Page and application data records
----

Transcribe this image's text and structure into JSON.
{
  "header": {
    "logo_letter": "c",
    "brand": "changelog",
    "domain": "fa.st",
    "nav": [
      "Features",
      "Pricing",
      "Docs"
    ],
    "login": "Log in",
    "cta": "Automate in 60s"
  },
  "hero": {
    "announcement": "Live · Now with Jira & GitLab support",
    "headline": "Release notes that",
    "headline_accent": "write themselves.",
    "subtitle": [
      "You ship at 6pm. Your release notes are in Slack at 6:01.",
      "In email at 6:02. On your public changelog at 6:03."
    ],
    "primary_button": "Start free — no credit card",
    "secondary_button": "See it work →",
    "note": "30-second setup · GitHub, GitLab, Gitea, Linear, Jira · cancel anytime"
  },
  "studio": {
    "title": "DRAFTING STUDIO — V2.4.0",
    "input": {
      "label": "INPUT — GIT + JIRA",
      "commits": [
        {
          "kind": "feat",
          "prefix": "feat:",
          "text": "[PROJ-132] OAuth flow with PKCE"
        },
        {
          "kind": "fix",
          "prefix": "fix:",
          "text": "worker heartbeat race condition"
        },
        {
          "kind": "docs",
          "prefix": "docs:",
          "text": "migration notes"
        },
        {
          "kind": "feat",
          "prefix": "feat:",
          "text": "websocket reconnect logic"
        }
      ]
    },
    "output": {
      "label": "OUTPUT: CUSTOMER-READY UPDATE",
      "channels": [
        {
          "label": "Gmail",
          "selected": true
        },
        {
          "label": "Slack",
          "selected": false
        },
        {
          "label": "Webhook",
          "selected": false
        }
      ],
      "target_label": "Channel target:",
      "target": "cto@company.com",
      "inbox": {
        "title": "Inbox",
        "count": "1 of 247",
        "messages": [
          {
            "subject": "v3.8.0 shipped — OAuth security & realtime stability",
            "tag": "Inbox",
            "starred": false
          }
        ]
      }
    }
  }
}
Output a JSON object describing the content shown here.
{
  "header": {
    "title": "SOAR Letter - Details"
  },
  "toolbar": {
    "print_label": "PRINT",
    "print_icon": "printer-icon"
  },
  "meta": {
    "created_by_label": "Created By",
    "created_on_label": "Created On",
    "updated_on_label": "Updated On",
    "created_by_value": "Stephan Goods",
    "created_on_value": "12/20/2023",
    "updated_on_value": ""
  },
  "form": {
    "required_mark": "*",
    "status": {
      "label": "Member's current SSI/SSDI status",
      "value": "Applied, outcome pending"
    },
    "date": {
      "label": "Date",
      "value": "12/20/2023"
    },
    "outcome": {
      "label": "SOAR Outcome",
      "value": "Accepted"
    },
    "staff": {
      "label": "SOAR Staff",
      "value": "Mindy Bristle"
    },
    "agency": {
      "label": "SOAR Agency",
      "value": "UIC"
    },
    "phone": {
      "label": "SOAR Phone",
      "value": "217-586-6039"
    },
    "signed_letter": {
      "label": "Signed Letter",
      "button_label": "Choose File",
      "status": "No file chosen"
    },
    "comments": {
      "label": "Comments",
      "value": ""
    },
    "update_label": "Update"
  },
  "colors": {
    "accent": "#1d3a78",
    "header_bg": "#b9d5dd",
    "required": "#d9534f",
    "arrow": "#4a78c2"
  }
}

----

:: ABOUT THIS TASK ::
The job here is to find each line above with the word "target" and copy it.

:: TASK OUTPUT ::
      "target_label": "Channel target:",
      "target": "cto@company.com",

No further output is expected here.